Dataset rows for apps and sites
# # # # # # #

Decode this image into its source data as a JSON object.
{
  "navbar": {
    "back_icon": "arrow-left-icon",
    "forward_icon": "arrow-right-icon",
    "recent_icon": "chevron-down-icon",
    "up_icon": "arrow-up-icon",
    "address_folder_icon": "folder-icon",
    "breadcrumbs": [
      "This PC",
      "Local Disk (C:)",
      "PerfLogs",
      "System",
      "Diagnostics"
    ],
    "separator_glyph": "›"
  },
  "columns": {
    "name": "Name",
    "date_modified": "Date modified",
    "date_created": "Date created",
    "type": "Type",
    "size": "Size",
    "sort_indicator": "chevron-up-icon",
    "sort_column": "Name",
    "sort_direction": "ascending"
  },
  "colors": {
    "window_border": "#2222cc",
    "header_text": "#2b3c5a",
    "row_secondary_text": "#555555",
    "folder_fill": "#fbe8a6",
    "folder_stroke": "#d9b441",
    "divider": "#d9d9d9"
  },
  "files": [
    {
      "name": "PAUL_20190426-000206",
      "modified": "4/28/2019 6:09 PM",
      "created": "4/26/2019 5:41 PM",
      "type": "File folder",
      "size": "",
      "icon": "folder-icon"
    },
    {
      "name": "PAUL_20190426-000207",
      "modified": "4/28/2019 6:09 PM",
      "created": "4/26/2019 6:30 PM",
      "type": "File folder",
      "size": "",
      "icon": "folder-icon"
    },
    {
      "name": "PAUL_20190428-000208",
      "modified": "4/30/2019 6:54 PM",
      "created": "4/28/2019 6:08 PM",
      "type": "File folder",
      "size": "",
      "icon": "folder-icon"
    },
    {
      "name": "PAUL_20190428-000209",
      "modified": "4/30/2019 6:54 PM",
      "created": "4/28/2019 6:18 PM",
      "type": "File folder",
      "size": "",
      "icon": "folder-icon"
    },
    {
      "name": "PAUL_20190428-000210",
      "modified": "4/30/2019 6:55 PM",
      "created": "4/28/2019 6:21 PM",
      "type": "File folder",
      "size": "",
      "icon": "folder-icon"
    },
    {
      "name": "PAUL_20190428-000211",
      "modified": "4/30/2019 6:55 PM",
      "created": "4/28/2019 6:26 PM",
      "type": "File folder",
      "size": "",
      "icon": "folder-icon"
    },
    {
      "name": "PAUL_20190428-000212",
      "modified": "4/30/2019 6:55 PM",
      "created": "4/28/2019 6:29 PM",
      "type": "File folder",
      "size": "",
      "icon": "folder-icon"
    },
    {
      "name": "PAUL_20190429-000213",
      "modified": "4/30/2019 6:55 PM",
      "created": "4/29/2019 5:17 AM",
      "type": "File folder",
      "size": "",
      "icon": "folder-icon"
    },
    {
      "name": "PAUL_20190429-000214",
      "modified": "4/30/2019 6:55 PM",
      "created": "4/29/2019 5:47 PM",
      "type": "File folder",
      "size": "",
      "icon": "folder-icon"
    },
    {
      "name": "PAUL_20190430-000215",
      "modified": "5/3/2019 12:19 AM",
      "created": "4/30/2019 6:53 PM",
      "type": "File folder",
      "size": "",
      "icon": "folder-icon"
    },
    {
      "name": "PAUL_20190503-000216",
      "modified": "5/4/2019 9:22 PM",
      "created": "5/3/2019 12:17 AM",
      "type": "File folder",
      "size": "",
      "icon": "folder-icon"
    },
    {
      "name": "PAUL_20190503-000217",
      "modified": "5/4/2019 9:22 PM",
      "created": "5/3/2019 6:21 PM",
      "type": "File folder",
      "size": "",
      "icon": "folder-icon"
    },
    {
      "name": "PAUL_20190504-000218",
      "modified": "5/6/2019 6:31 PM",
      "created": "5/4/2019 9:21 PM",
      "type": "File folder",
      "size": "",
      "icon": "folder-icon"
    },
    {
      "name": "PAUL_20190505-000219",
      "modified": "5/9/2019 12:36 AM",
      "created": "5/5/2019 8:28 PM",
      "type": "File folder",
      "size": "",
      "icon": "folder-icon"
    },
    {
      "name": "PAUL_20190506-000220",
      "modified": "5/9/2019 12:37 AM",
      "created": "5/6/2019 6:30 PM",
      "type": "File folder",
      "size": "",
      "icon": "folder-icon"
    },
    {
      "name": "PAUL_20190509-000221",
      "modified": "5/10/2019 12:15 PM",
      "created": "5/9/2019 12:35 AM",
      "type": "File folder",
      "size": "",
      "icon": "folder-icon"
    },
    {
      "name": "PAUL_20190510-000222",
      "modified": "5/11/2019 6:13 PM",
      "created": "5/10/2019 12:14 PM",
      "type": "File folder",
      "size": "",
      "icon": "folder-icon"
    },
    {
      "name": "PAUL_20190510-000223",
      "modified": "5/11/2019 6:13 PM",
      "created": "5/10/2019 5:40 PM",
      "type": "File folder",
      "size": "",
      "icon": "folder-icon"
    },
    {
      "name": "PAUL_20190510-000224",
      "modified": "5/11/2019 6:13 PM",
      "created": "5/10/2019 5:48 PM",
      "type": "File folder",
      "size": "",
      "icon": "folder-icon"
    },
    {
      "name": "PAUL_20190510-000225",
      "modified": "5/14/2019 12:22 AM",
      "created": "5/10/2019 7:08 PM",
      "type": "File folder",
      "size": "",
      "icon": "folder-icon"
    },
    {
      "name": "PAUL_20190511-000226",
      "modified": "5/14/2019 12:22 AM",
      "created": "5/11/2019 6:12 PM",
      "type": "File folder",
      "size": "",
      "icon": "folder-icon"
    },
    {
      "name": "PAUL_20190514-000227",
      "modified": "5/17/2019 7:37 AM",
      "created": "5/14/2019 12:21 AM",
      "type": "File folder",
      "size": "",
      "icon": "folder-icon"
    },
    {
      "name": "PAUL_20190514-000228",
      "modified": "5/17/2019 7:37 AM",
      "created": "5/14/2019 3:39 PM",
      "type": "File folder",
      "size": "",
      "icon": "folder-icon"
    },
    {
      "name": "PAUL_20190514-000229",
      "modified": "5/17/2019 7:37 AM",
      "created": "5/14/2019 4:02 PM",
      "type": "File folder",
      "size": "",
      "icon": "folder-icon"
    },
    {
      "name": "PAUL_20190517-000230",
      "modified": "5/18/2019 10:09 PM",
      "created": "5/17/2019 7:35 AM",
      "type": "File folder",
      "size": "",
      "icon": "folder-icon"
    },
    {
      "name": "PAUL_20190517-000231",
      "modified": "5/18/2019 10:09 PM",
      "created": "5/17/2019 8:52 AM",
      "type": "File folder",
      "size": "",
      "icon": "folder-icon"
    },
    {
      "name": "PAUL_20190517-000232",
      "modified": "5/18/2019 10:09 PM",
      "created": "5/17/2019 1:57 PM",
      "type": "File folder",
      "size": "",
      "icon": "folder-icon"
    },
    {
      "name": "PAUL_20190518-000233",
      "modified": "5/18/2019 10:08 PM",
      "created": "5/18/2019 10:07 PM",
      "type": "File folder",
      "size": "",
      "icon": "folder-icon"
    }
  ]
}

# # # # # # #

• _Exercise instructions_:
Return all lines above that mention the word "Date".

• _Completed task_:
    "date_modified": "Date modified",
    "date_created": "Date created",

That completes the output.